§ PROMPT
In the data that follows, find each line containing "BackLIght" and copy it.

§ TASK MATERIAL
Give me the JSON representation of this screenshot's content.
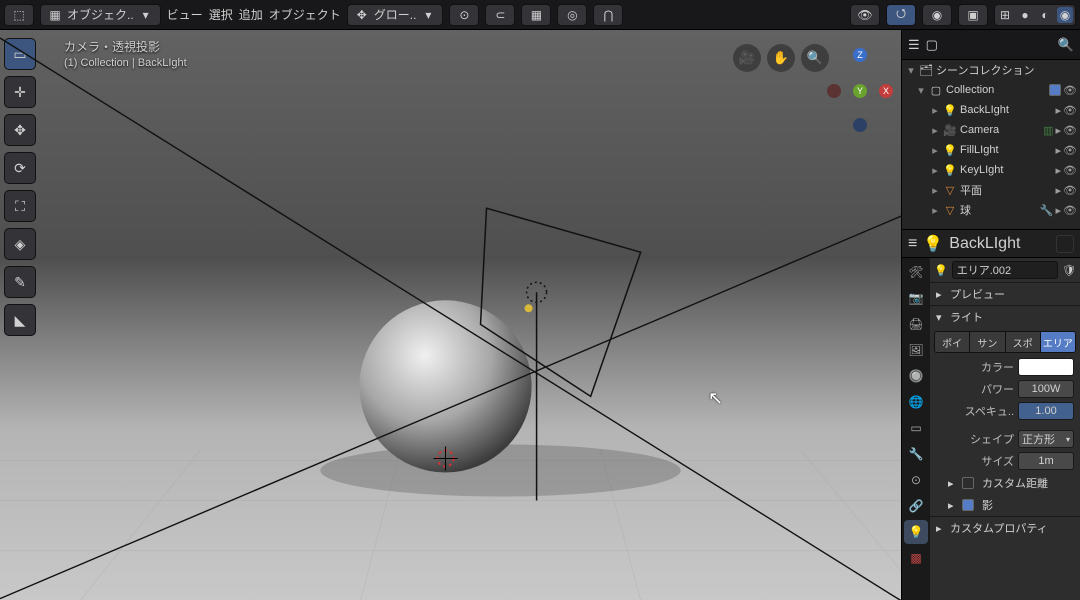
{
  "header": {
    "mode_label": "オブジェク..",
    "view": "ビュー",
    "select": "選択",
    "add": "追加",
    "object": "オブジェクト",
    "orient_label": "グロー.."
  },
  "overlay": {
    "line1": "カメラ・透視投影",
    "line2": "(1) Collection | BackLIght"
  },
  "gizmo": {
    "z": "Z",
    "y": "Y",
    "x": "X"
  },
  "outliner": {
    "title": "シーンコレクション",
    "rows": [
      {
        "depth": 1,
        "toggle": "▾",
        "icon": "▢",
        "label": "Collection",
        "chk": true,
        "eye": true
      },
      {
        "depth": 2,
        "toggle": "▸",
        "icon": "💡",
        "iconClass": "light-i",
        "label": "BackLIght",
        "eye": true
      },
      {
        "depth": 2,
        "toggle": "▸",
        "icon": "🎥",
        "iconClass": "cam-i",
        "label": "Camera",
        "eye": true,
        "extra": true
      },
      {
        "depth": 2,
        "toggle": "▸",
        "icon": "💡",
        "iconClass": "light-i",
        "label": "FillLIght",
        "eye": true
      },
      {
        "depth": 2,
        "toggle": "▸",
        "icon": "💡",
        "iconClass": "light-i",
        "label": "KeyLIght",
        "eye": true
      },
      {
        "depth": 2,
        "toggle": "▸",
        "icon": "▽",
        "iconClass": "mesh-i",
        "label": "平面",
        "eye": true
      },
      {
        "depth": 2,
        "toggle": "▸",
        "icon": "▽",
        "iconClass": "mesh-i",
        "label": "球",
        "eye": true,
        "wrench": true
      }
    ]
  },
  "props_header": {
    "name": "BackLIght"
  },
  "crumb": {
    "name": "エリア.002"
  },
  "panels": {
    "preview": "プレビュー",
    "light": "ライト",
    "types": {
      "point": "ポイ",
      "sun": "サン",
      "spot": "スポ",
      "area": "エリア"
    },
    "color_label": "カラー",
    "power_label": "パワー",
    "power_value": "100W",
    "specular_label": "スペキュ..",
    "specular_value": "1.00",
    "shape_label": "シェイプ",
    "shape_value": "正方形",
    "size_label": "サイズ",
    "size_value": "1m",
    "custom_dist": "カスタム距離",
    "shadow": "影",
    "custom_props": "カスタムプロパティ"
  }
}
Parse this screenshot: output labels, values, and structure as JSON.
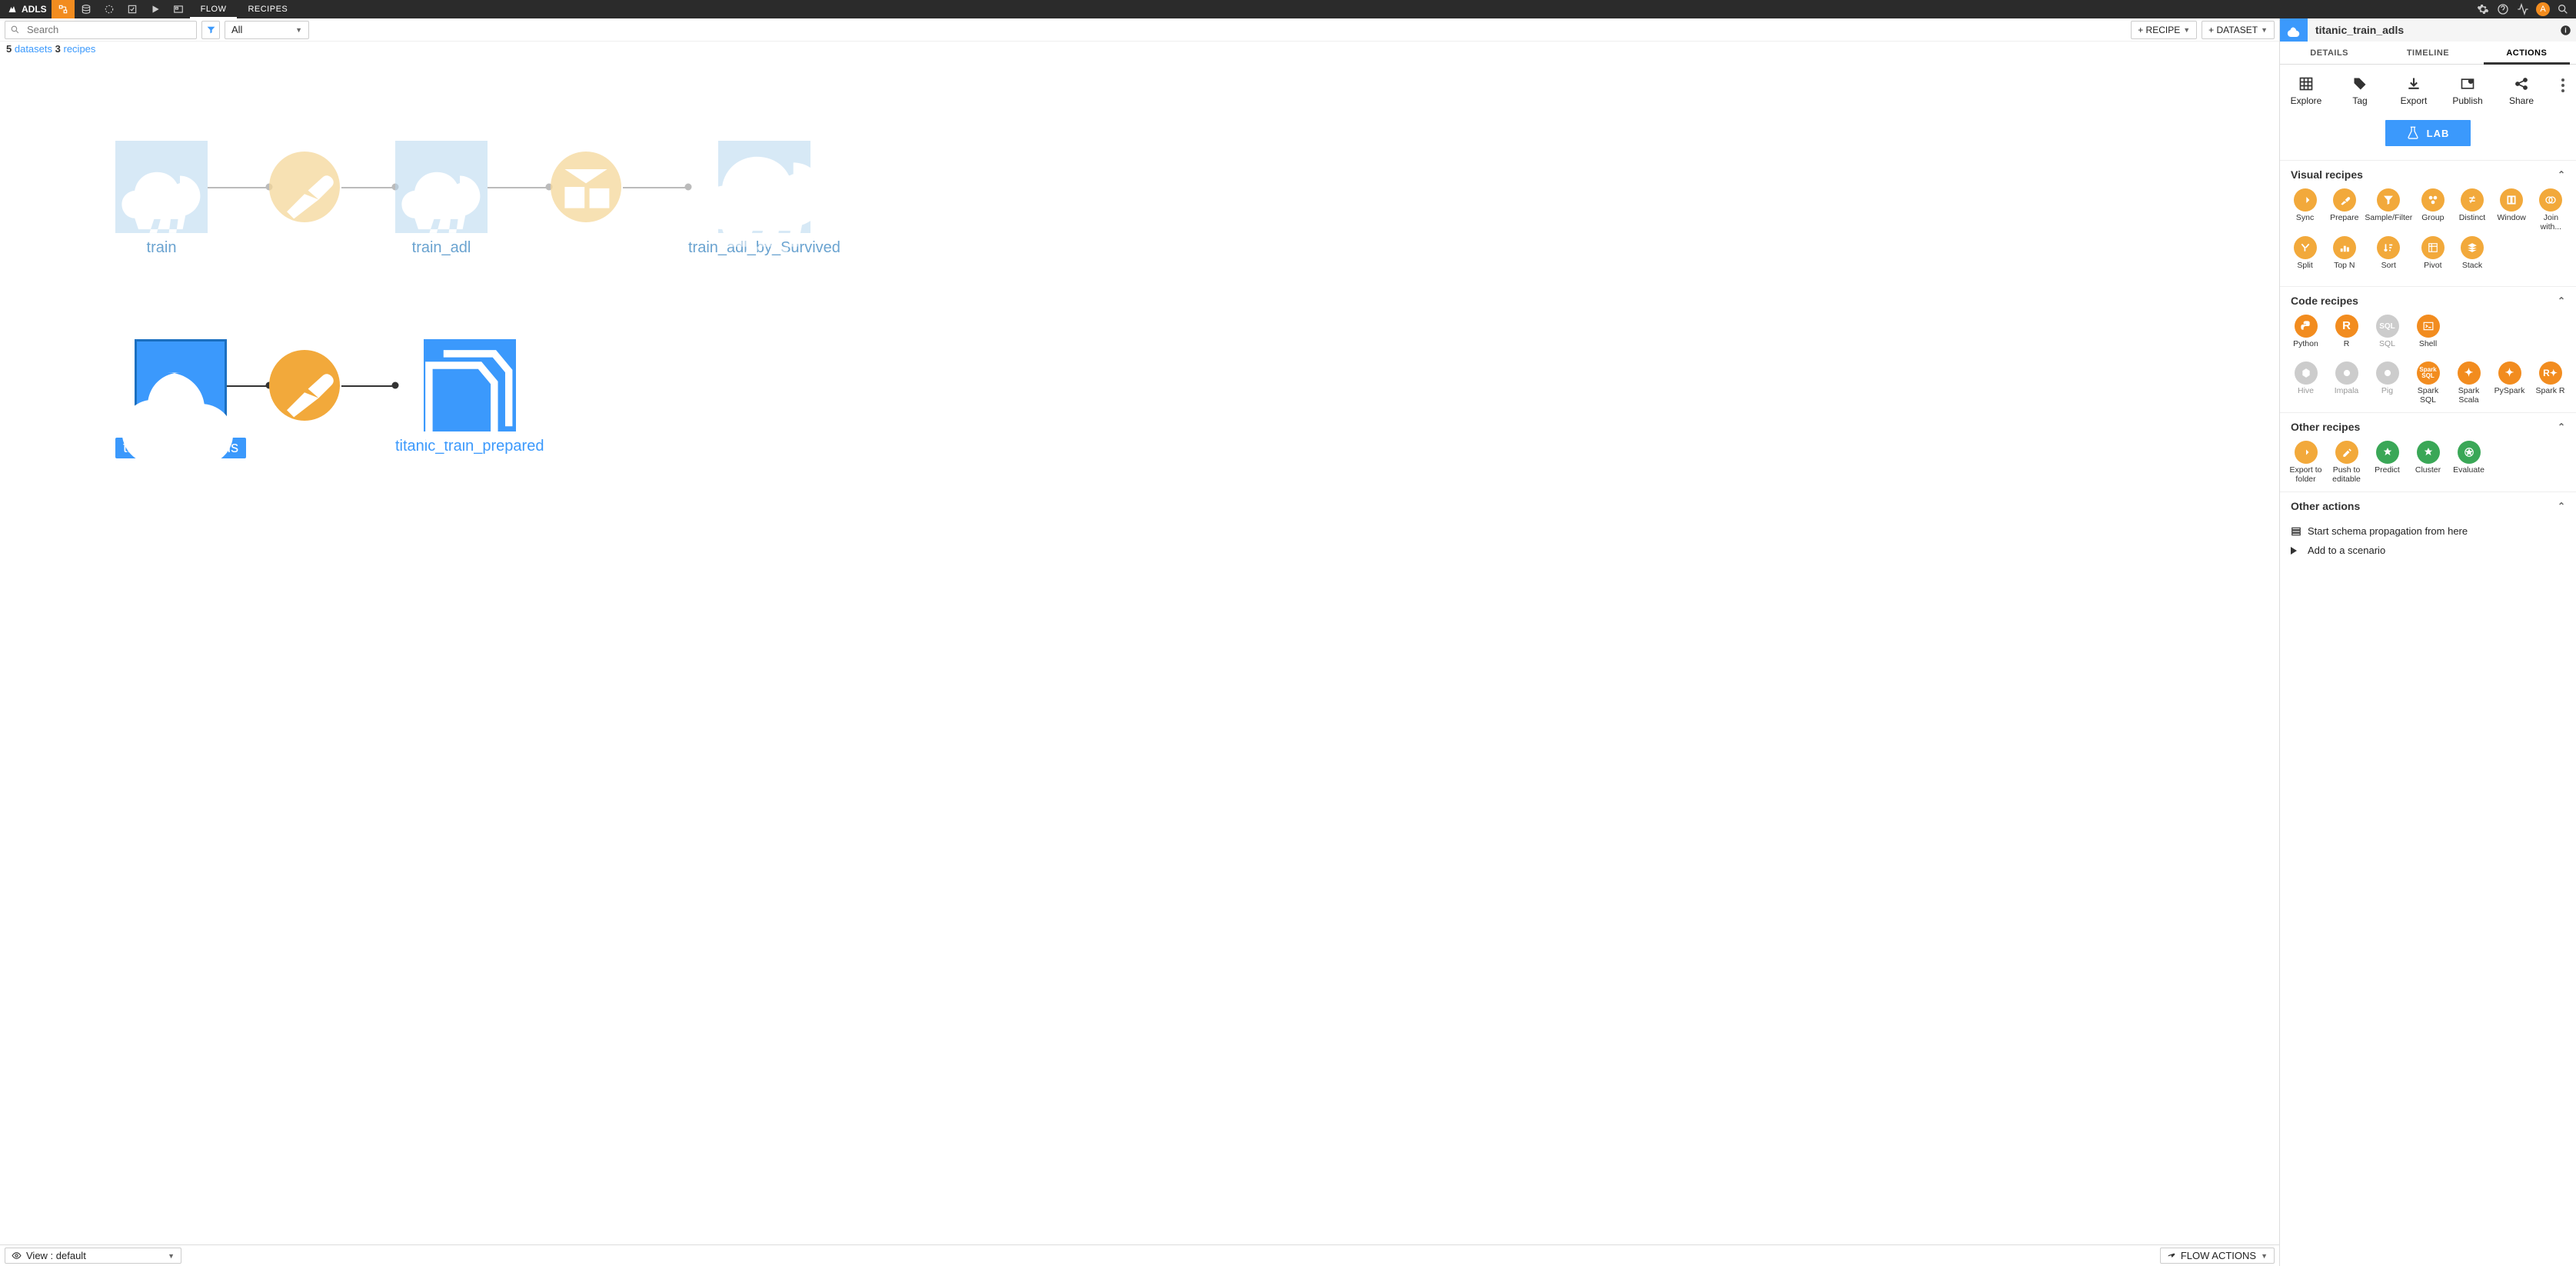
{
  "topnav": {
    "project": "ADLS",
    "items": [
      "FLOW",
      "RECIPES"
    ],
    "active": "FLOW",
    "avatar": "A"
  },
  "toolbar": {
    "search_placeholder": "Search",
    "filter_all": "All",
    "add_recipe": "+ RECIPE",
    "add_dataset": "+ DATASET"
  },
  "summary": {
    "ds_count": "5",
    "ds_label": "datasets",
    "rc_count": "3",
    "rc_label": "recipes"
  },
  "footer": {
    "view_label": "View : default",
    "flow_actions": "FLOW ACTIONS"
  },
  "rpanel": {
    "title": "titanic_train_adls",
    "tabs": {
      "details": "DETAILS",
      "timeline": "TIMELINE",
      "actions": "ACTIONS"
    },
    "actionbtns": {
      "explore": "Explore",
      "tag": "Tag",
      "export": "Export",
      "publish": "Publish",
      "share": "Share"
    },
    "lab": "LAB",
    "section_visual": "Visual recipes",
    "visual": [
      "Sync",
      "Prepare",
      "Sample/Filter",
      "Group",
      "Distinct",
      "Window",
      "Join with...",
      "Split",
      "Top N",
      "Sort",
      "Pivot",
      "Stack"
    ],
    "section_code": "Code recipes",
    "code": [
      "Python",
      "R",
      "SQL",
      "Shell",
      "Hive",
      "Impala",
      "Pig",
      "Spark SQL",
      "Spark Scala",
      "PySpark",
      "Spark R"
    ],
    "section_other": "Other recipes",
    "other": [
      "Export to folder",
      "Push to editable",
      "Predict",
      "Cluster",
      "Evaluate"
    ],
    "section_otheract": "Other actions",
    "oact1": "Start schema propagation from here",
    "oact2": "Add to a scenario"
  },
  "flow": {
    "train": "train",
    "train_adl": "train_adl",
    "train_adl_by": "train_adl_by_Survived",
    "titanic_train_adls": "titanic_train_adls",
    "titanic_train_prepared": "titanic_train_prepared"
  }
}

§ RESULT
    "line2": "(1) Collection | BackLIght"
        "label": "BackLIght",
    "name": "BackLIght"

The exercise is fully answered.